A midwife at Sewum Health Centre in the Western North Region of Ghana has said heavy chemicals used in illegal mining in parts of the country are contaminating water bodies and causing babies to be born with major facial defects.
Gifty Adwoa Adjanor reportedly disclosed that the health centre has for some time now been recording cases of newborn babies without nose, eyes, ears and mouth.
According to a story published on Monday, May 10, 2021, by Accra-based Starr FM, the midwife disclosed during a Mothers Day event in the Aowin District that the activities of illegal miners pollute rivers that serve as the main sources of drinking water.
â€œThe Midwife is thus appealing to traditional leaders and other residents in the area to support the renewed fight against galamsey to enable pregnant women to give birth to healthy children,â€ the report published on May 10 stated.

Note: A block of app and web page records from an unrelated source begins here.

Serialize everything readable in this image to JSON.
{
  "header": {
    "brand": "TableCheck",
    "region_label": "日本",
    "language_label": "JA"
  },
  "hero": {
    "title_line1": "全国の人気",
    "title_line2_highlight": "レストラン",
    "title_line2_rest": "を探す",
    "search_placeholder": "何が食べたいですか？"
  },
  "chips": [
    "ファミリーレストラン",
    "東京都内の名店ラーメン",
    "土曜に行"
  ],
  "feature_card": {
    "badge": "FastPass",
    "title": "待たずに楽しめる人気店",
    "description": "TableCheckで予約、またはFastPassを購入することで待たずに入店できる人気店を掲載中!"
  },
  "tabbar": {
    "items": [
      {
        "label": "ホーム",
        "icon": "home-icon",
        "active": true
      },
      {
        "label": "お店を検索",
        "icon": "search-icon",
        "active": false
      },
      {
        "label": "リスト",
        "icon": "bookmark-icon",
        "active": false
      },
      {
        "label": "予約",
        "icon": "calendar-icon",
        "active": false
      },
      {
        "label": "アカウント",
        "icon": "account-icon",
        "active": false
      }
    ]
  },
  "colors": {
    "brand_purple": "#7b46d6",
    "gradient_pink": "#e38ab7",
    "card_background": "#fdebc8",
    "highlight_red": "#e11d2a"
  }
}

Illegal mining, known popularly as galamsey, continues to pose a major threat to the quality of water resources in Ghana.
In some instances, the pollution is so heavy that some water treatment plants have been closed down, forcing residents in these areas to rely on the polluted river for their daily activities.

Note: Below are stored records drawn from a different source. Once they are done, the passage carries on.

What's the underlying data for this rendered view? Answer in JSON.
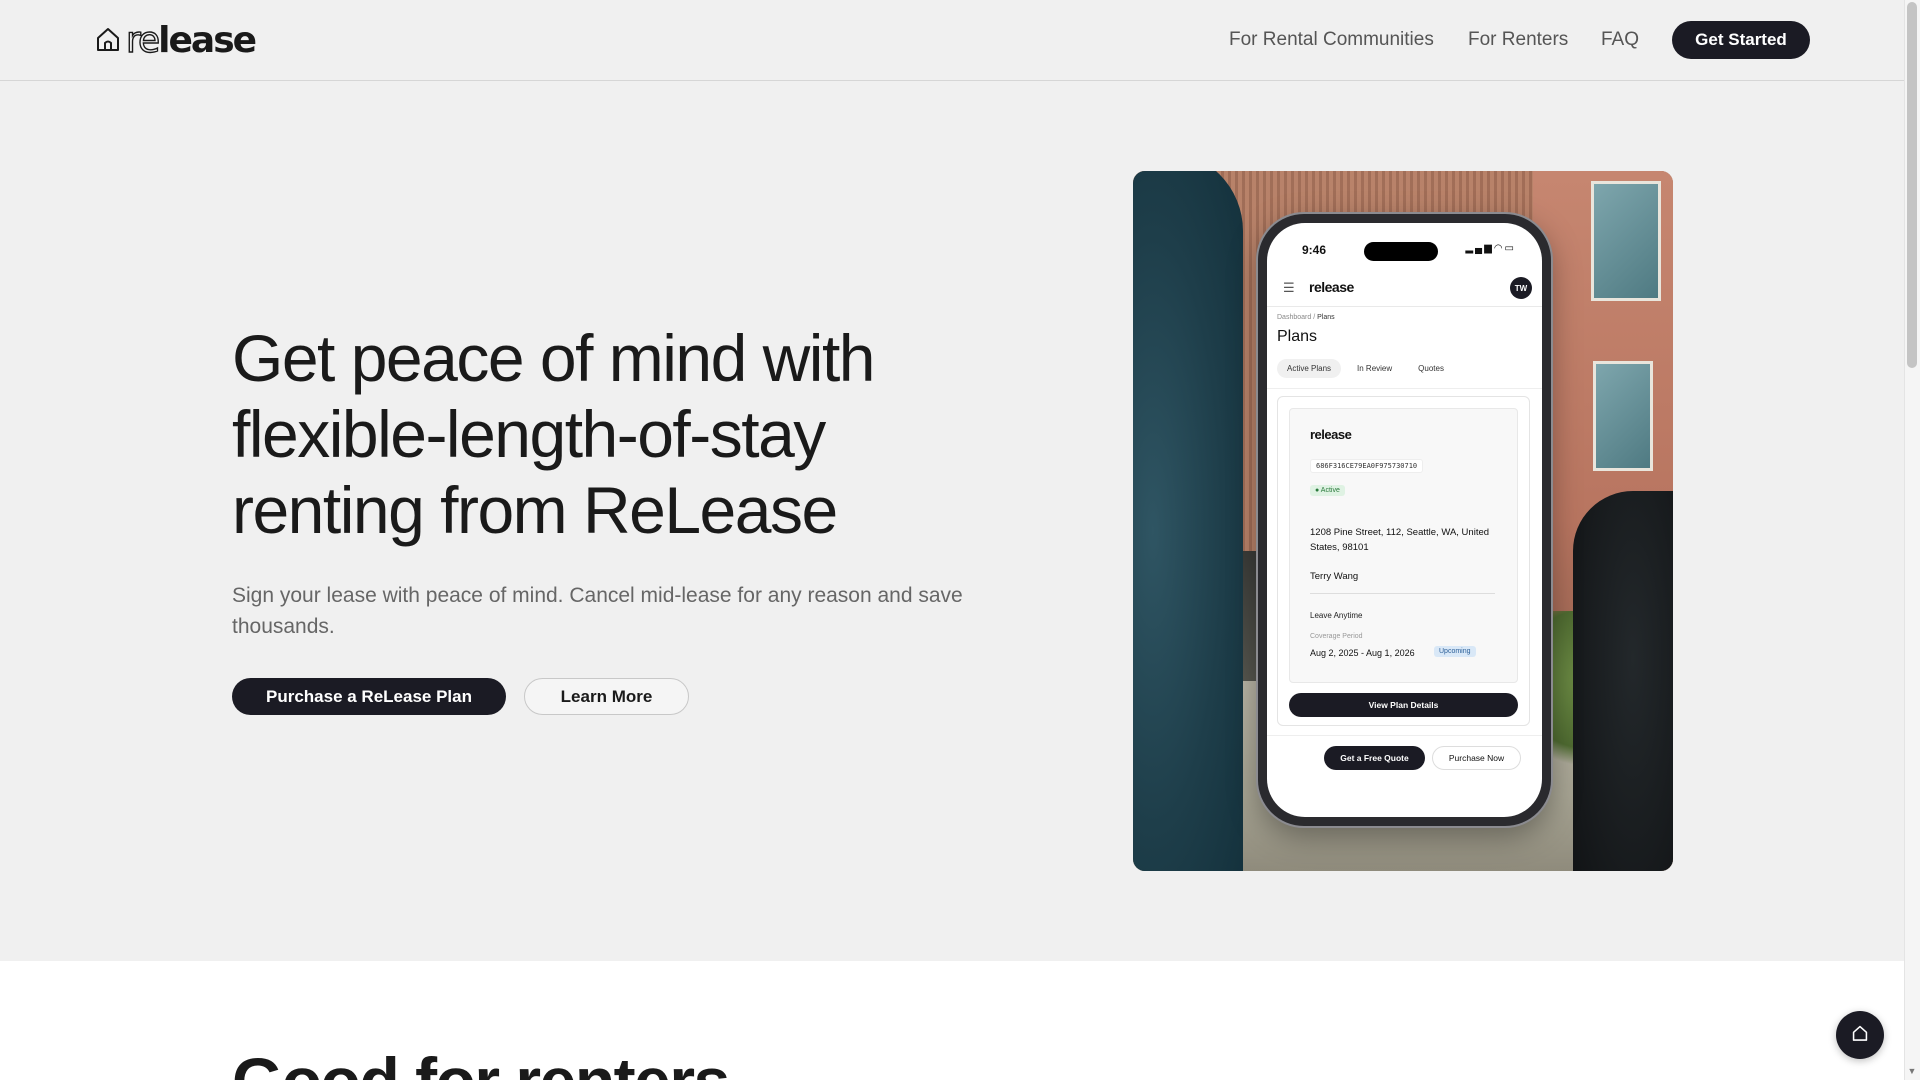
{
  "header": {
    "logo_re": "re",
    "logo_lease": "lease",
    "nav": [
      {
        "label": "For Rental Communities"
      },
      {
        "label": "For Renters"
      },
      {
        "label": "FAQ"
      }
    ],
    "cta_label": "Get Started"
  },
  "hero": {
    "title_lines": [
      "Get peace of mind with",
      "flexible-length-of-stay",
      "renting from ReLease"
    ],
    "subtitle": "Sign your lease with peace of mind. Cancel mid-lease for any reason and save thousands.",
    "primary_button": "Purchase a ReLease Plan",
    "secondary_button": "Learn More"
  },
  "phone": {
    "time": "9:46",
    "app_logo": "release",
    "avatar_initials": "TW",
    "breadcrumb_parent": "Dashboard",
    "breadcrumb_current": "Plans",
    "page_title": "Plans",
    "tabs": [
      {
        "label": "Active Plans",
        "active": true
      },
      {
        "label": "In Review",
        "active": false
      },
      {
        "label": "Quotes",
        "active": false
      }
    ],
    "card": {
      "logo": "release",
      "code": "686F316CE79EA0F975730710",
      "status": "Active",
      "address": "1208 Pine Street, 112, Seattle, WA, United States, 98101",
      "name": "Terry Wang",
      "plan_type": "Leave Anytime",
      "coverage_label": "Coverage Period",
      "coverage_value": "Aug 2, 2025 - Aug 1, 2026",
      "coverage_badge": "Upcoming",
      "view_button": "View Plan Details"
    },
    "quote_button": "Get a Free Quote",
    "purchase_button": "Purchase Now"
  },
  "lower": {
    "title": "Good for renters"
  },
  "colors": {
    "background": "#f0f0f0",
    "primary_dark": "#1b1b24",
    "text": "#1a1a1a",
    "muted": "#666666"
  },
  "icons": {
    "logo": "house-outline-icon",
    "chat": "house-outline-icon",
    "menu": "hamburger-menu-icon"
  }
}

A study published in the Journal of Chemistry by Albert Ebo Duncan reveals that in one investigation, six heavy metals such as lead, cadmium, copper, mercury, iron, and Zinc had polluted a river in the Amansie Central District â€“ a galamsey-ravaged area â€“ in the Ashanti Region.

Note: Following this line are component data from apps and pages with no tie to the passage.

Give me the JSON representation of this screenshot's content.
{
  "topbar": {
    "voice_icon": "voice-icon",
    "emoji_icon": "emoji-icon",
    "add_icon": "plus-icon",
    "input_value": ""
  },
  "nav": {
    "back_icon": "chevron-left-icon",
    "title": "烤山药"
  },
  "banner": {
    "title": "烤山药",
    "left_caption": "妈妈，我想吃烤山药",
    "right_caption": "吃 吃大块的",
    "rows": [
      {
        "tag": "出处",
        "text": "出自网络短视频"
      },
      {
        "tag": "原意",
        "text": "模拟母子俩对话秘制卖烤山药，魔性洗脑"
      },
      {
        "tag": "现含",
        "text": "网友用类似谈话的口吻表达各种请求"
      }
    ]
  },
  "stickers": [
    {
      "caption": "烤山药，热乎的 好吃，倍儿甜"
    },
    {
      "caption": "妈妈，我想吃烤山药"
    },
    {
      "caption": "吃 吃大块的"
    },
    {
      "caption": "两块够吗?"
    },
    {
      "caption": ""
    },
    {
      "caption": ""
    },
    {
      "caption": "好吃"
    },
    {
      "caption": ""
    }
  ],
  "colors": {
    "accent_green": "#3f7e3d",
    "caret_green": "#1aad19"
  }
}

Studies reveal that women who drink water contaminated with Mercury during pregnancy can bear children who have neurological issues because of Mercuryâ€™s toxic effects on the nervous system during embryonic development.
After a generally unsuccessful first attempt to clampdown on galamsey, President Nana Akufo-Addo last week reiterated his commitment to bringing an end to illegal small-scale mining.
The President told CNN that his government has re-introduced measures to fight the menace, which is significantly affecting the countryâ€™s water bodies and environment.